WHAT YOU NEED TO DO >> All lines of the material that contain "Артур" must be copied out.
*** DATA FOR THIS TASK ***
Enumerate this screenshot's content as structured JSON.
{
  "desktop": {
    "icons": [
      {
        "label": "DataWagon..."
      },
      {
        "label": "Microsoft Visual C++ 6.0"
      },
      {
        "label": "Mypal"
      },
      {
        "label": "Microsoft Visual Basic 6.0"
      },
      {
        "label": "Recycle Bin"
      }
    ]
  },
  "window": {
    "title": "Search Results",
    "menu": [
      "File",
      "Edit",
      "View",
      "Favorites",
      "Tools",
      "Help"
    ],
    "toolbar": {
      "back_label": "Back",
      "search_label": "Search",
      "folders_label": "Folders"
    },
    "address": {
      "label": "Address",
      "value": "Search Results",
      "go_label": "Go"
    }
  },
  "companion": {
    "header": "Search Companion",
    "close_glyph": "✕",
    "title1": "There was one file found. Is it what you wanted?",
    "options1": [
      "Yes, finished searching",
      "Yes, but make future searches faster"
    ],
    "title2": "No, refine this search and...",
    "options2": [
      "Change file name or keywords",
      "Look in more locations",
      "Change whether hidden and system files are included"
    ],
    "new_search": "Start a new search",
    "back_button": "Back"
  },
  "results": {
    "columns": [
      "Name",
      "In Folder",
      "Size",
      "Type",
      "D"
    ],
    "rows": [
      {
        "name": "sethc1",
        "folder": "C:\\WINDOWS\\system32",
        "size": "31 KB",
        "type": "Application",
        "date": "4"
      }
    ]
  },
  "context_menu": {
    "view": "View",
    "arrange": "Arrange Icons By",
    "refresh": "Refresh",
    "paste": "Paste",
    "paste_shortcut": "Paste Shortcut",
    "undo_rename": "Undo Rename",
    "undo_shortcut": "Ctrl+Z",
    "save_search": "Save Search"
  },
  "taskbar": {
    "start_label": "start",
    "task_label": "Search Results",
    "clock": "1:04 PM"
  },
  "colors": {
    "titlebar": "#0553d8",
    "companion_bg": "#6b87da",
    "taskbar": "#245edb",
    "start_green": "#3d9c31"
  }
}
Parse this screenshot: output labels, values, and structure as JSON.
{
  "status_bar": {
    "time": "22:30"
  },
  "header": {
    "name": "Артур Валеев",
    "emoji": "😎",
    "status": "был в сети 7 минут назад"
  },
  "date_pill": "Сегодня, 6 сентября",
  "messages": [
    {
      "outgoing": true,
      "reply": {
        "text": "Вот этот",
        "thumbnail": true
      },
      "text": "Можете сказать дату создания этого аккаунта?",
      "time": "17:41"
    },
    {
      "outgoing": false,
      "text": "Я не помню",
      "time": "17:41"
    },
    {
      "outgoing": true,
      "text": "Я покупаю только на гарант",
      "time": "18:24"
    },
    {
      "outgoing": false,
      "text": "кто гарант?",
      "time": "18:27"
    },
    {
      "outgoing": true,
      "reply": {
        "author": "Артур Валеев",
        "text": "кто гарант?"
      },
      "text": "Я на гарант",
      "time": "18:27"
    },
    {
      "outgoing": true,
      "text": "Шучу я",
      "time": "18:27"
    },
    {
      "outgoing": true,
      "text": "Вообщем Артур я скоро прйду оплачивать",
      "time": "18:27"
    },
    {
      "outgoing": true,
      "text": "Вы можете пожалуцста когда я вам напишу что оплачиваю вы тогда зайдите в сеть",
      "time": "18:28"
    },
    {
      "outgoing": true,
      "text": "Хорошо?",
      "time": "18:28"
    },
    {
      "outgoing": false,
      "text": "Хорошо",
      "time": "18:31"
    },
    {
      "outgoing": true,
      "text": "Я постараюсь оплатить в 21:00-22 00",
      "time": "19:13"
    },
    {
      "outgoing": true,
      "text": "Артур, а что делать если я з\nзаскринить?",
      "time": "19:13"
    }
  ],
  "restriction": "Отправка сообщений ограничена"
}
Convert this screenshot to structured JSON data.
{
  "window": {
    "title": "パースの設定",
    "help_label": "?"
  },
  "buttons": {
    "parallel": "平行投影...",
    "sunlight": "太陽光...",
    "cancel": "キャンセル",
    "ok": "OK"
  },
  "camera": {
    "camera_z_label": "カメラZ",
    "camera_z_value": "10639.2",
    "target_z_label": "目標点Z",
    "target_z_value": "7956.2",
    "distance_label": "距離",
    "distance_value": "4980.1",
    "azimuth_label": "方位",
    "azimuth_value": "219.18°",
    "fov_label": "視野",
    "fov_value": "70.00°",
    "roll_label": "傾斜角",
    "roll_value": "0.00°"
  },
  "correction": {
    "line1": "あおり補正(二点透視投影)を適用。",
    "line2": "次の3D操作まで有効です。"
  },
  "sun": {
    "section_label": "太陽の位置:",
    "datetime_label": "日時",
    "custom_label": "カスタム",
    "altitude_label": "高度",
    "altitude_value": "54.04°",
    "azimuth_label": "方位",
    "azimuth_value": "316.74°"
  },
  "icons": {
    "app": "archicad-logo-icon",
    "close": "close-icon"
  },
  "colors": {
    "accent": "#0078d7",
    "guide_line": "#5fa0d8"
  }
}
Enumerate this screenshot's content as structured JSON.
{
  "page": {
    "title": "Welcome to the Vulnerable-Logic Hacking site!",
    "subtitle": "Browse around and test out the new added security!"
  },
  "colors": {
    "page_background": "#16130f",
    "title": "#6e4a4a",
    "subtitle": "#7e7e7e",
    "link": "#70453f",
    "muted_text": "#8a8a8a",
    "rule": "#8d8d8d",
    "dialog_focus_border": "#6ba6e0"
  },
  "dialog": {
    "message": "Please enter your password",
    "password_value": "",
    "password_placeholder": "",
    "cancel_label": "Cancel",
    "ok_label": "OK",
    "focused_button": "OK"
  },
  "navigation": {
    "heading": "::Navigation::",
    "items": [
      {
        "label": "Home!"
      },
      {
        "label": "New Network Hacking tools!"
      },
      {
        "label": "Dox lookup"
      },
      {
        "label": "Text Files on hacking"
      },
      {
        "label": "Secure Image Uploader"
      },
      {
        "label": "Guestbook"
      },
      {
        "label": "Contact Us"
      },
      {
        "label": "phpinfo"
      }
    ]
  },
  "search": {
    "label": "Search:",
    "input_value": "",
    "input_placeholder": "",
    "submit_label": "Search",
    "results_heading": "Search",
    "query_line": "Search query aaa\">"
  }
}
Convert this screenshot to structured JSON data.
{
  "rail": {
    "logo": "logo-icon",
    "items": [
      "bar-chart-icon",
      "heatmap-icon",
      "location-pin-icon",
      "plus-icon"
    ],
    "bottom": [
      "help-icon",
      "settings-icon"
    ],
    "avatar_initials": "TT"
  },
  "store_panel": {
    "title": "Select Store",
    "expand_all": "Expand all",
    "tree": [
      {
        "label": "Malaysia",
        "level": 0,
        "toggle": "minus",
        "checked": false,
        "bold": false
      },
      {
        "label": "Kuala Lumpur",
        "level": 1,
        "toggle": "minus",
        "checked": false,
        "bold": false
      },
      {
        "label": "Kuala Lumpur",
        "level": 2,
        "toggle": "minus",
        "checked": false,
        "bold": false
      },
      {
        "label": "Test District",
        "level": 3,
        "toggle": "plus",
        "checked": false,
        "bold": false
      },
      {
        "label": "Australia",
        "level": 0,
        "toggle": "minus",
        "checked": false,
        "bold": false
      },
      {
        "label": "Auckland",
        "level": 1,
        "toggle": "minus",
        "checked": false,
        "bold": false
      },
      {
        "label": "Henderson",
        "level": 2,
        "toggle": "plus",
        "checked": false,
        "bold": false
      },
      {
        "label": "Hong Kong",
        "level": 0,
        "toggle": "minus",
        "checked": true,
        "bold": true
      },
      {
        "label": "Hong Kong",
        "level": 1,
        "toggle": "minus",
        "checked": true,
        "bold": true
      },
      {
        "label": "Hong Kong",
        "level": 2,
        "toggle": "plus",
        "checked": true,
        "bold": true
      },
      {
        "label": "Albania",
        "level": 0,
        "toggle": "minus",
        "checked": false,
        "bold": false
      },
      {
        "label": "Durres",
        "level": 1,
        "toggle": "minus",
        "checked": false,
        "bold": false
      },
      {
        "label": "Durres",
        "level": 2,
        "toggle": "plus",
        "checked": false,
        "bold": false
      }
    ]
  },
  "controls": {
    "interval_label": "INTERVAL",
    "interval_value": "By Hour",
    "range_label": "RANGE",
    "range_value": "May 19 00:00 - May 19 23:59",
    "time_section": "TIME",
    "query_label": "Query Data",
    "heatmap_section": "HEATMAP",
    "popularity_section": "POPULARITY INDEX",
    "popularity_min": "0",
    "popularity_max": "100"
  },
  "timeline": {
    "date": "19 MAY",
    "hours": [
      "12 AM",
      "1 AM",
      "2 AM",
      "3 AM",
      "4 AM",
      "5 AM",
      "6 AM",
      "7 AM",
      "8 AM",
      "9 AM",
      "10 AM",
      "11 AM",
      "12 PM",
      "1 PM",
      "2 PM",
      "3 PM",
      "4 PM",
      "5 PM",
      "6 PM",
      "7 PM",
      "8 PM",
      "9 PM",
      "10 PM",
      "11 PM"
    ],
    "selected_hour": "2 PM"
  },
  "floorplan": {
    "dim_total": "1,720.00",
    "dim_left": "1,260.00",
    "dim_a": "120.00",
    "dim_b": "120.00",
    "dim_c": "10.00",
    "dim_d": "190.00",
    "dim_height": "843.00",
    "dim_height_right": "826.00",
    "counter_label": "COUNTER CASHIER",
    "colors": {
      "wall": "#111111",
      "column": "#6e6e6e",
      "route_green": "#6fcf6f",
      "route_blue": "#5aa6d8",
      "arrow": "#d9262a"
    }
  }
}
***
WRITTEN RESPONSE >>
    "name": "Артур Валеев",
        "author": "Артур Валеев",
      "text": "Вообщем Артур я скоро прйду оплачивать",
      "text": "Артур, а что делать если я з\nзаскринить?",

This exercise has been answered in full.